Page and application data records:

------------

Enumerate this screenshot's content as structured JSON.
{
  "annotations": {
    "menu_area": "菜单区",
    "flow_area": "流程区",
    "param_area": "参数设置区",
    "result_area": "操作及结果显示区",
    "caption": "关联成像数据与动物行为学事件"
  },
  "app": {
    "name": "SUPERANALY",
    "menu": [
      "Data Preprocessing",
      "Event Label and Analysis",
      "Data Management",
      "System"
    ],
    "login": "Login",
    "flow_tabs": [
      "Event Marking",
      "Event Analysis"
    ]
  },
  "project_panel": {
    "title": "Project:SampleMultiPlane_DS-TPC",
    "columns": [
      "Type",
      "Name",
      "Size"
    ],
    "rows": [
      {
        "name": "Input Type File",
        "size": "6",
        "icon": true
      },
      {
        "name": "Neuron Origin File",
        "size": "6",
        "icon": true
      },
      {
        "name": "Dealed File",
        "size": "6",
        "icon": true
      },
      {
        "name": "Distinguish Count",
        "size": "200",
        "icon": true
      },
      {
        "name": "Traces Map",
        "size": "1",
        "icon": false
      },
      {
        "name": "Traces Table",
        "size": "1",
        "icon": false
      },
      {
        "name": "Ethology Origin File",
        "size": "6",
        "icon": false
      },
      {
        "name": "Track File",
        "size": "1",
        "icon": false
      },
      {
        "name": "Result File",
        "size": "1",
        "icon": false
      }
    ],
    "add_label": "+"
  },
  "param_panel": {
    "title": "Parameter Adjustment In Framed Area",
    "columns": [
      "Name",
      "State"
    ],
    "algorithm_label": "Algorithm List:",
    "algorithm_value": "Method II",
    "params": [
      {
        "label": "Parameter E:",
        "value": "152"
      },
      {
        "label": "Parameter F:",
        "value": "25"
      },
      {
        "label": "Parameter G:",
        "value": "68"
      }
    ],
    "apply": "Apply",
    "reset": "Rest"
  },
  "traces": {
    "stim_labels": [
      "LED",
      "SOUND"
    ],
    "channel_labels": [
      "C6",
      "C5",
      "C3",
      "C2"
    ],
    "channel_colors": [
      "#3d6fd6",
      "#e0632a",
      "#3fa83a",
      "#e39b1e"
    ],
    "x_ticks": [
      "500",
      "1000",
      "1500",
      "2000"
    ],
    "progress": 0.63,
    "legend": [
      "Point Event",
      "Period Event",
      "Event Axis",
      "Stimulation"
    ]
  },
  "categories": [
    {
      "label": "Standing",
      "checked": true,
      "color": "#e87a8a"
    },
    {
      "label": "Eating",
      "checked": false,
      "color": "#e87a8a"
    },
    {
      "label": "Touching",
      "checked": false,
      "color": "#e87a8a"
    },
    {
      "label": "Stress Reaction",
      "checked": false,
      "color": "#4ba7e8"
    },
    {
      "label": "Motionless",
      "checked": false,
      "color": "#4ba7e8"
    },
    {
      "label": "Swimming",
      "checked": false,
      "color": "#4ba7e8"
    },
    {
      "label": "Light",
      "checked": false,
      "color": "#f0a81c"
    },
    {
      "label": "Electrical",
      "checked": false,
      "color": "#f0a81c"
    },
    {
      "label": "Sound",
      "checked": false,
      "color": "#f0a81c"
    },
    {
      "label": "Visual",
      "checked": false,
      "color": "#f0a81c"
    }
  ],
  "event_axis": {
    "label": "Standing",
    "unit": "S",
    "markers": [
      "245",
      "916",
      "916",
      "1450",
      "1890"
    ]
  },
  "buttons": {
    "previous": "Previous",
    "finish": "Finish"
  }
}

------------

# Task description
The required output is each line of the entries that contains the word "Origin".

# Exercise output
        "name": "Neuron Origin File",
        "name": "Ethology Origin File",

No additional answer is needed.